**Task goal**: Line filter on the word "symbol": copy each matching line from the entries.

(Data records for software interfaces)
[Start of section]
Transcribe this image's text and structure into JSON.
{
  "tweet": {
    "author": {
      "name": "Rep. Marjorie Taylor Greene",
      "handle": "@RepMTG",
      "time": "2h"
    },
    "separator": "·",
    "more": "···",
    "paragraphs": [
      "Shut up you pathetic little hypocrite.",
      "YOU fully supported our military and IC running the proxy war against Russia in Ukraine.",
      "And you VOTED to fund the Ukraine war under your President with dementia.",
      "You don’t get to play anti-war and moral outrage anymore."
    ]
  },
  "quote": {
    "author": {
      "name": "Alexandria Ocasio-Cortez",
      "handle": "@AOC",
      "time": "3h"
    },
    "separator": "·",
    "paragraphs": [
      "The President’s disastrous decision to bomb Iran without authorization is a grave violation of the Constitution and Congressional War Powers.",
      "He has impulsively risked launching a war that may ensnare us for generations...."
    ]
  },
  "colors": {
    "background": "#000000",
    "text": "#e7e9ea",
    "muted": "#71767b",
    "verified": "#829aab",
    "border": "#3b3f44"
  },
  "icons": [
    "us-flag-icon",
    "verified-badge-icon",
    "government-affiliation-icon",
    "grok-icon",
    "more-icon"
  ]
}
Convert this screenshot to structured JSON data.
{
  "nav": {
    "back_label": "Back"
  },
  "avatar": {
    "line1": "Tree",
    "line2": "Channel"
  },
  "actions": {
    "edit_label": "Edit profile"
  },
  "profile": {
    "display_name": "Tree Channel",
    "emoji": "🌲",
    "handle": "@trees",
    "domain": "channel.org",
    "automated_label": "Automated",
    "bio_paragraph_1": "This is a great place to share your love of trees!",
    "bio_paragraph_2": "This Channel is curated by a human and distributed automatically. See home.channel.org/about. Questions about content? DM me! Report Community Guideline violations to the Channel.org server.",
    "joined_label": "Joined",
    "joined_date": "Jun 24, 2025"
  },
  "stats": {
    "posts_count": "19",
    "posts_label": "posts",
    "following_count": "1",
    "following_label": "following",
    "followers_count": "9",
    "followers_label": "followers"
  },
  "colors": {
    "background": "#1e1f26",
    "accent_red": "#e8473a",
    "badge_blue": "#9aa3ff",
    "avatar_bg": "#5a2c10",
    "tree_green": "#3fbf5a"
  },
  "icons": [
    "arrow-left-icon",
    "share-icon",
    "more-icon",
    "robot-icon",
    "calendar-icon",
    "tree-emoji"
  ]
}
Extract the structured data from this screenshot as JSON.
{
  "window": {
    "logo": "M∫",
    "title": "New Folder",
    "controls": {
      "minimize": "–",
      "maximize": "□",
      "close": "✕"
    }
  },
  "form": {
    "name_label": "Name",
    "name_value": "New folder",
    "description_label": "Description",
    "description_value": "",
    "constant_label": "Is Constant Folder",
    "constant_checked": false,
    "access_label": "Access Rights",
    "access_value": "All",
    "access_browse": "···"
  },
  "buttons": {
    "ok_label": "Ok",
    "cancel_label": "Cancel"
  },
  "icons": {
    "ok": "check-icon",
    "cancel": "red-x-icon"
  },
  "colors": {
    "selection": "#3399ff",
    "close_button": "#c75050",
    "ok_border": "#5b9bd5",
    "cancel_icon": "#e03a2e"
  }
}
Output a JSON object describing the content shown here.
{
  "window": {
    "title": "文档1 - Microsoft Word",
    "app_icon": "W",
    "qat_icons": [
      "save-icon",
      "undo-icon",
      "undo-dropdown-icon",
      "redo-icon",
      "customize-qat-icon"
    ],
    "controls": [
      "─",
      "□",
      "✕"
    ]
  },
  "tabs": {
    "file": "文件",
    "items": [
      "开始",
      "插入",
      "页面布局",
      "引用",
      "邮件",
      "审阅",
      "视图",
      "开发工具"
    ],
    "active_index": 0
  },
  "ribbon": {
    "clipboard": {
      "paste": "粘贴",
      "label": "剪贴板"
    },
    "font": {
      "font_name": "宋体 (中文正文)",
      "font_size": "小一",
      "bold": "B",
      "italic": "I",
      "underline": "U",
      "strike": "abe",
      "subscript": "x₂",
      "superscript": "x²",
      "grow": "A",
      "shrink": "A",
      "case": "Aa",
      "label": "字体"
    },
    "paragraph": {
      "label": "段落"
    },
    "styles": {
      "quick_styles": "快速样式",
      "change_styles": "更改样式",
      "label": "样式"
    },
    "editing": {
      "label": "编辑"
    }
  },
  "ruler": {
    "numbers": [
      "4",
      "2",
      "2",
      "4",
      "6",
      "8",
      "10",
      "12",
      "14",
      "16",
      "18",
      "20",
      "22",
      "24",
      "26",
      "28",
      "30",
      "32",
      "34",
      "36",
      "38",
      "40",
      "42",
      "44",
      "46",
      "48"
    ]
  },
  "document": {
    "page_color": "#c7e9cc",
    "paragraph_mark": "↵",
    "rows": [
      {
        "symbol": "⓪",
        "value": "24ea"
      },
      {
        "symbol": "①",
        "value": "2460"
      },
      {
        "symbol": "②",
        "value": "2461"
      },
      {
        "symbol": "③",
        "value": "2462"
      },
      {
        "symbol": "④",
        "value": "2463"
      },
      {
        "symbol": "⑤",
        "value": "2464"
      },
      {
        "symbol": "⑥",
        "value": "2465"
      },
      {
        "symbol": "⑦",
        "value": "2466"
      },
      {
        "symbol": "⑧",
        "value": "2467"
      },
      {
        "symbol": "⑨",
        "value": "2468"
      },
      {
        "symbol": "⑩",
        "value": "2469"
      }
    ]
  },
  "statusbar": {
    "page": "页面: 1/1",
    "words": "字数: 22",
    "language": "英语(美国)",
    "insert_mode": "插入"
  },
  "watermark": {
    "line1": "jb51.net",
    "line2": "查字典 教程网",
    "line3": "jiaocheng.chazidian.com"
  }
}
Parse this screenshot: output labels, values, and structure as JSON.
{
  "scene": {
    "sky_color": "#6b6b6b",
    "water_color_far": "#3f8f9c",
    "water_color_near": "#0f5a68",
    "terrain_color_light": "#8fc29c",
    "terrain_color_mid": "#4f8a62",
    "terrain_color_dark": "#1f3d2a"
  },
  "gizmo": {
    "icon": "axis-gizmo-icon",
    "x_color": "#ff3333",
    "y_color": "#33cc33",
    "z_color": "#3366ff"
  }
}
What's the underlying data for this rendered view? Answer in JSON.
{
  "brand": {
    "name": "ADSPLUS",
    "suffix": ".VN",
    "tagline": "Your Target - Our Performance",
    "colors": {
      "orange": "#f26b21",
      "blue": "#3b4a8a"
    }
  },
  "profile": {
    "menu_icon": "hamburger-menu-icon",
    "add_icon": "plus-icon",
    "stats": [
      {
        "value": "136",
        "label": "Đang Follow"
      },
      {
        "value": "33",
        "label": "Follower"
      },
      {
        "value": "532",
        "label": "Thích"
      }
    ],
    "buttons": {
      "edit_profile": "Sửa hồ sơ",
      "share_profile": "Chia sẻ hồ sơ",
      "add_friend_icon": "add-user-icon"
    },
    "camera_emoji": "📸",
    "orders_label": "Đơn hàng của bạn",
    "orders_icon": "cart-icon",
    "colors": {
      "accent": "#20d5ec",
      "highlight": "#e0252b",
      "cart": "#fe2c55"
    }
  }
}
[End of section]
**Answer to this exercise**:
        "symbol": "⓪",
        "symbol": "①",
        "symbol": "②",
        "symbol": "③",
        "symbol": "④",
        "symbol": "⑤",
        "symbol": "⑥",
        "symbol": "⑦",
        "symbol": "⑧",
        "symbol": "⑨",
        "symbol": "⑩",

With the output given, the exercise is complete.